There would be no formal front or back-of-house areas with that aim, according to the report, that it would "feel inclusive, transparent and alive, encouraging interaction between musicians and the members of the public."

How much will the new concert hall cost?

The headline figure is £278m but the report also proposes that £34m will be needed for work on Barbican Hall (the London Symphony Orchestra's current home) so it can hold more non-classical events. It also suggests £0.8m would be needed to make changes to LSO St Luke's, a smaller venue currently used by the LSO.

The report says that £125m could be raised from fundraising but the rest would come from the Corporation of London and the public purse.

The Government has agreed to put £5.5m forward to fund the development of a detailed business plan and analysis of costs and benefits as well as initial designs for the building and to begin fundraising.

Who's backing it?

In a speech at the Tate Modern last year, former chancellor George Osborne announced he was “backing plans for a new major concert hall in London by funding a feasibility study to progress plans to give London a world-class concert hall comparable to those present in other major cities across the world.”

The project was also supported by the former Mayor of London, Boris Johnson, who said: "I welcome the Government's backing for the next phase of the Centre for Music project. It would create a world-class concert hall to compete with those in other global cities and help to reshape an increasingly important cultural quarter in central London."

Sir Simon Rattle, unsurprisingly, has voiced his support for the plans: "The Centre for Music has the potential to be an extraordinary place that will make music central to people’s lives. There is still much to do to move this from dream to reality, so this is exciting news. I’m delighted to see the project advancing, and look forward to the next phase of work."

But London already has a load of concert halls… 

barbican centre

Yes. There’s the Royal Festival Hall at the Southbank Centre, the Barbican (pictured above) – where Simon Rattle recently performed with the Berlin Philharmonic – the Royal Albert Hall, Cadogan Hall, Wigmore Hall, King’s Place, LSO St Luke’s, to name just a few…

But it’s widely thought that the two main orchestral venues – the Barbican and the Royal Festival Hall – don’t have acoustics to measure up to venues such as Symphony Hall Birmingham (a project Rattle also spearheaded), and the great European halls such as Berlin’s Philharmonie and Amsterdam’s Concertgebouw.

Is anyone against the idea? 

As mentioned above, cellist Julian Lloyd Webber has bemoaned the fact that, 60 years after it was built, “we are being told that the Royal Festival Hall is no longer good enough… nor any other concert hall where orchestral concerts are heard in our capital city".

He asks in the Guardian: "Can this really be true? Or are classical music’s luvvies being a mite too sensitive?” 

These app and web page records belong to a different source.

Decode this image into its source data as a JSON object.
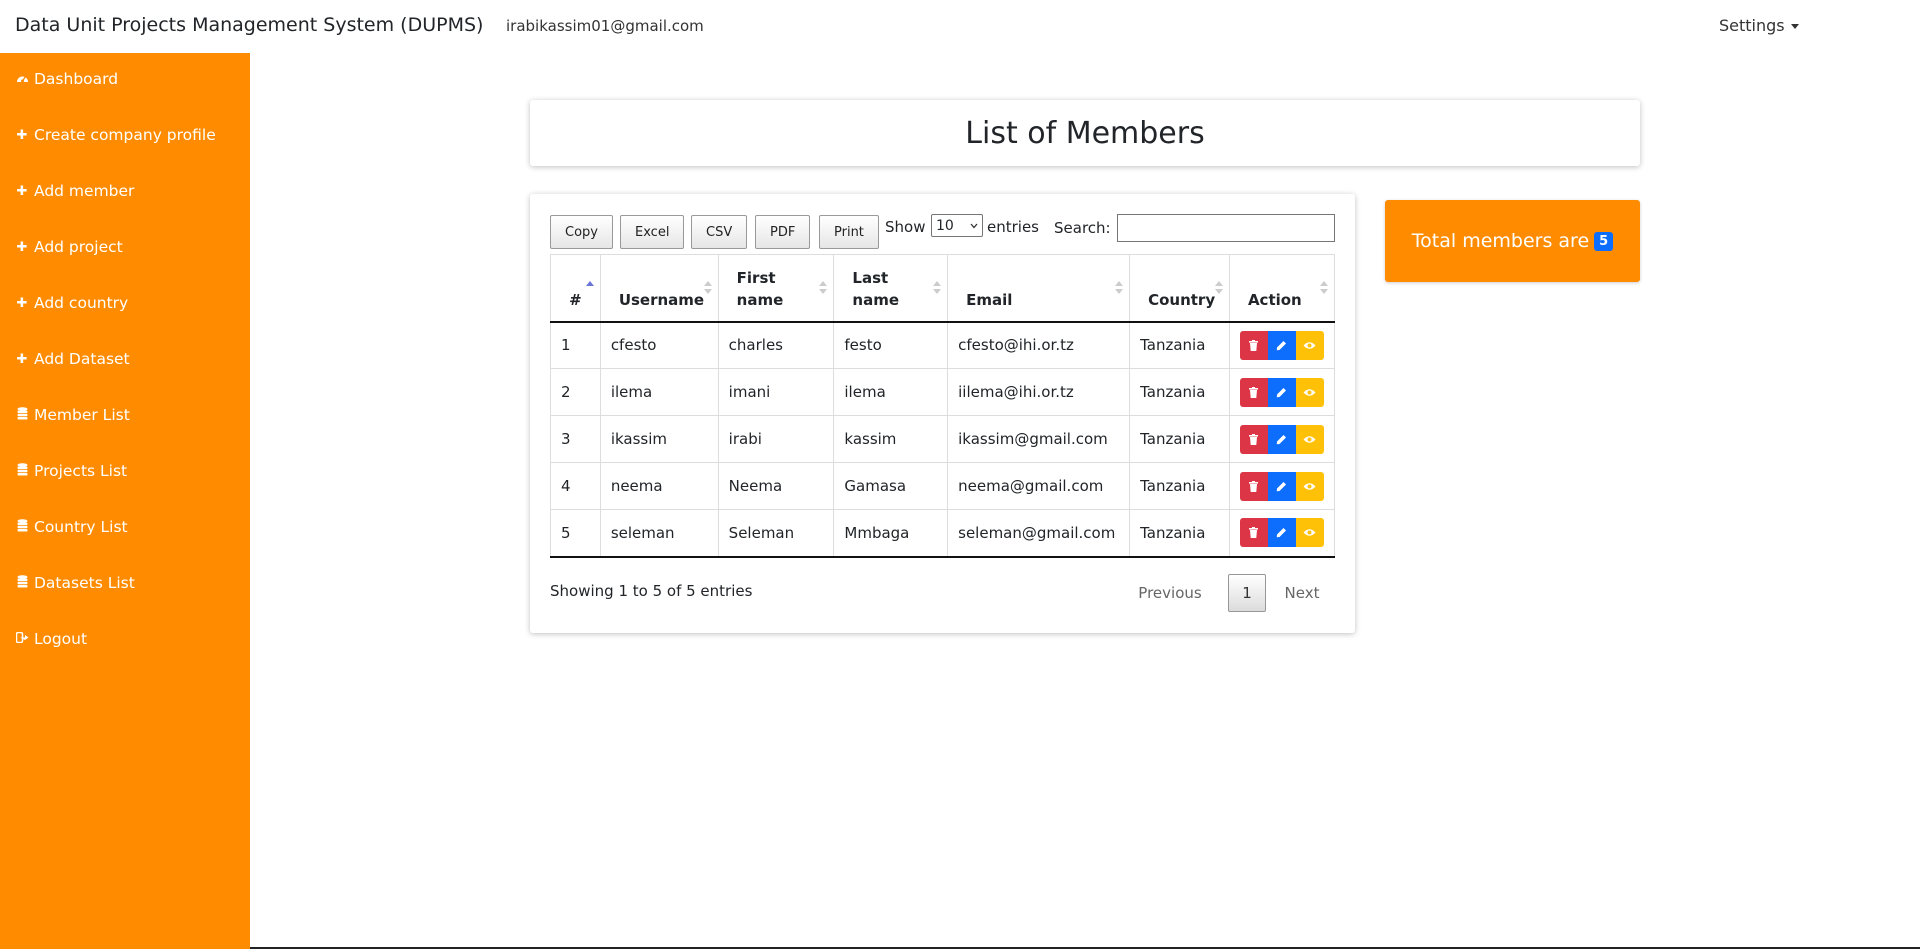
{
  "header": {
    "brand": "Data Unit Projects Management System (DUPMS)",
    "user_email": "irabikassim01@gmail.com",
    "settings_label": "Settings"
  },
  "sidebar": {
    "items": [
      {
        "label": "Dashboard",
        "icon": "dashboard-icon"
      },
      {
        "label": "Create company profile",
        "icon": "plus-icon"
      },
      {
        "label": "Add member",
        "icon": "plus-icon"
      },
      {
        "label": "Add project",
        "icon": "plus-icon"
      },
      {
        "label": "Add country",
        "icon": "plus-icon"
      },
      {
        "label": "Add Dataset",
        "icon": "plus-icon"
      },
      {
        "label": "Member List",
        "icon": "database-icon"
      },
      {
        "label": "Projects List",
        "icon": "database-icon"
      },
      {
        "label": "Country List",
        "icon": "database-icon"
      },
      {
        "label": "Datasets List",
        "icon": "database-icon"
      },
      {
        "label": "Logout",
        "icon": "logout-icon"
      }
    ]
  },
  "page": {
    "title": "List of Members"
  },
  "toolbar": {
    "copy": "Copy",
    "excel": "Excel",
    "csv": "CSV",
    "pdf": "PDF",
    "print": "Print",
    "show_label": "Show",
    "entries_value": "10",
    "entries_label": "entries",
    "search_label": "Search:",
    "search_value": ""
  },
  "table": {
    "headers": {
      "num": "#",
      "username": "Username",
      "first_name_1": "First",
      "first_name_2": "name",
      "last_name_1": "Last",
      "last_name_2": "name",
      "email": "Email",
      "country": "Country",
      "action": "Action"
    },
    "rows": [
      {
        "num": "1",
        "username": "cfesto",
        "first": "charles",
        "last": "festo",
        "email": "cfesto@ihi.or.tz",
        "country": "Tanzania"
      },
      {
        "num": "2",
        "username": "ilema",
        "first": "imani",
        "last": "ilema",
        "email": "iilema@ihi.or.tz",
        "country": "Tanzania"
      },
      {
        "num": "3",
        "username": "ikassim",
        "first": "irabi",
        "last": "kassim",
        "email": "ikassim@gmail.com",
        "country": "Tanzania"
      },
      {
        "num": "4",
        "username": "neema",
        "first": "Neema",
        "last": "Gamasa",
        "email": "neema@gmail.com",
        "country": "Tanzania"
      },
      {
        "num": "5",
        "username": "seleman",
        "first": "Seleman",
        "last": "Mmbaga",
        "email": "seleman@gmail.com",
        "country": "Tanzania"
      }
    ]
  },
  "footer": {
    "info": "Showing 1 to 5 of 5 entries",
    "previous": "Previous",
    "page": "1",
    "next": "Next"
  },
  "summary": {
    "label": "Total members are",
    "count": "5"
  },
  "colors": {
    "sidebar": "#ff8c00",
    "delete": "#dc3545",
    "edit": "#0d6efd",
    "view": "#ffc107",
    "badge": "#0d6efd"
  }
}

Lloyd Webber says the Royal Festival Hall is difficult for performers, because the "the slightest mistake is immediately heard". But for the same reason, it's great for the audience, who are able to hear delicate musical phrases. “It is no coincidence that some of the greatest performances I have ever heard have been at the festival hall,” he concludes.

Meanwhile, The Telegraph’s music critic Ivan Hewett who recently wrote a piece called ‘Sorry, Simon, London doesn’t need another concert hall’.

“Great art and music is created by people, not buildings… Spending many millions to build a hall to get a few more seconds’ reverberation time, and show that we’re keeping up with Paris, Copenhagen, Lucerne etc is an indulgence we just don’t need in straitened times. 

And there has been lots of comment on Twitter:




Ex-Mayor of London Ken Livingstone and former culture secretary David Mellor have also weighed in on the debate, arguing that Simon Rattle should be finding the money himself by working with the LSO, rather than using it as a bargaining tool.

What do you think? Is London crying out for a new concert hall or could the money be better spent on other things?